Dubai happiness
Dubai’s ruler Sheikh Mohammed bin Rashid Al MaktoumWarren Little/Getty Images

If you are a citizen in Dubai and if you are unhappy, then expect a call from the local police. Authorities in the city launched a survey on Wednesday (24 October) and asked citizens to choose from a frown, a smile or an unimpressed straight line, indicating whether or not they were happy in the United Arab Emirates (UAE).

The online poll comes as the city is aiming to break into the top-10 rankings of world's happiest cities by 2021, which marks the country's 50th founding anniversary.

William Davies, a senior lecturer at the University of London told the Associated Press: "This looks to me like an attempt to try to slightly frighten people into a) replying to the questions and b) replying to say they're happy because people really don't want to be rung by the local police with the question: Well, what's your problem?" He added: "But I don't know. Maybe there's something sincere about it."
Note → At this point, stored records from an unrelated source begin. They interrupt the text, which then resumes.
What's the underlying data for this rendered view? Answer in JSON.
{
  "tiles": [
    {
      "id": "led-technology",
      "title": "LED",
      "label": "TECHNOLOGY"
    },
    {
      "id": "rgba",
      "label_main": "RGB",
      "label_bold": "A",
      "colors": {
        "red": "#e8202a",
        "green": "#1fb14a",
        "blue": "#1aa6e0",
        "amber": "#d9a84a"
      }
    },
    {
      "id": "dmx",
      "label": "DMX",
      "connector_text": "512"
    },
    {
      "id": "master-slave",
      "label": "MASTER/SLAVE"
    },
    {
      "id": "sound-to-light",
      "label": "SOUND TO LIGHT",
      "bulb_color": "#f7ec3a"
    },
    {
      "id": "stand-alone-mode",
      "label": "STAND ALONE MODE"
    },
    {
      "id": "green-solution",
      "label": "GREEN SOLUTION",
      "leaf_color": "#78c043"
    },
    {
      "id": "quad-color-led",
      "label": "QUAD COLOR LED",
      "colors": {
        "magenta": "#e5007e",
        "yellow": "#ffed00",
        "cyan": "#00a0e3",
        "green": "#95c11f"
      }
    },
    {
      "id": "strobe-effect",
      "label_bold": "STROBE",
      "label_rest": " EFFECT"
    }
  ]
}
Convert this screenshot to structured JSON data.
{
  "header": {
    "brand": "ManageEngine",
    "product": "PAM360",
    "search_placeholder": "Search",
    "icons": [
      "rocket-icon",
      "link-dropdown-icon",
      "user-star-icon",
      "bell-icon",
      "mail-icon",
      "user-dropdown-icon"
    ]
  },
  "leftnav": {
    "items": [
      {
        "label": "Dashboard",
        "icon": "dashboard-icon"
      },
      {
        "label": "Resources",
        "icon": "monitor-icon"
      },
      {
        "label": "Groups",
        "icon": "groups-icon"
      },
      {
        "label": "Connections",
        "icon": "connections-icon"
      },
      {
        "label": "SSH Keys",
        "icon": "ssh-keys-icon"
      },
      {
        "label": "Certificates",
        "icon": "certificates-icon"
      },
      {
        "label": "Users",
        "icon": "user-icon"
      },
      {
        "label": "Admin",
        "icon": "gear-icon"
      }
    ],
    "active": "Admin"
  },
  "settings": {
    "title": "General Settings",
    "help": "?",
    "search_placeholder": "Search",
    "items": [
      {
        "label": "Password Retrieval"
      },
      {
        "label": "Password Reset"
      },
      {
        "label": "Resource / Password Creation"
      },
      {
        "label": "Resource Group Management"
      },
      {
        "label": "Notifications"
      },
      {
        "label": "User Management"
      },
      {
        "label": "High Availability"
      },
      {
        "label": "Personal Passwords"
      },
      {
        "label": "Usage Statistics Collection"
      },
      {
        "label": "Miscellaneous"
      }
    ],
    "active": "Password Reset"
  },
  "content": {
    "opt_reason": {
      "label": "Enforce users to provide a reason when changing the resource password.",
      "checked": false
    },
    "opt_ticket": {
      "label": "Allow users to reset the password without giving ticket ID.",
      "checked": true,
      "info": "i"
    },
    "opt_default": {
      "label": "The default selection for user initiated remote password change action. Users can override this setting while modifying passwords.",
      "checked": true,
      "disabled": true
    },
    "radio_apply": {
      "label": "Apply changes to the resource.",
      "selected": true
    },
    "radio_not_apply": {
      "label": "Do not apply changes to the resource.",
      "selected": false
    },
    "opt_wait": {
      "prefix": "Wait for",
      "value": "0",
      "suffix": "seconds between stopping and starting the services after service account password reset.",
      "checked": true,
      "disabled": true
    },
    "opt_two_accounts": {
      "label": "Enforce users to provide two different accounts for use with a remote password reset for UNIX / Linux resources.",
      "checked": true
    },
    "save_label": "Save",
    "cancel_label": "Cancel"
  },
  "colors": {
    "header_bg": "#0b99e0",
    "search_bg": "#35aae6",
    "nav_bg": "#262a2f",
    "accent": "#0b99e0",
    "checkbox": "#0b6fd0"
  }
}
He further warned that the happiness issue could "divert attention away from broader political or economic factors that might actually be... problematic or unjust".

"It's possible to imagine a society which had great concern for happiness but very little concern for, say, human rights or the rights of minorities," Davies said.

Authorities have set up computers in government offices across Dubai to allow citizens to provide a feedback about their experience. Last year, as part of the "smart government" push, a ranking system was launched to learn if citizens were happy about municipal offices, including the Dubai police.

Under the current survey, police in Dubai have sent text messages and a link to a webpage asking citizens to answer the one question, "Are you happy in Dubai?" According to the police, they had received more than 200,000 responses on the first day itself. It was reported that 84% of the respondents said that they were happy, while 6% were neutral and 10% were unhappy.

Dubai's police chief Major General Khamis Mattar Al Mazeina said that they [the police] would call random people from those who claimed they were "unhappy" and if they were unhappy about something under our jurisdiction, the "we will help them... but if it has to do with another government entity, we will forward the issue to the concerned department".

However, he clarified that the police would not help those who were facing personal problems. UAE was ranked 20th on the United Nations' 2015 World Happiness Report, out of 158 countries, but is ranked number one in the Arab world.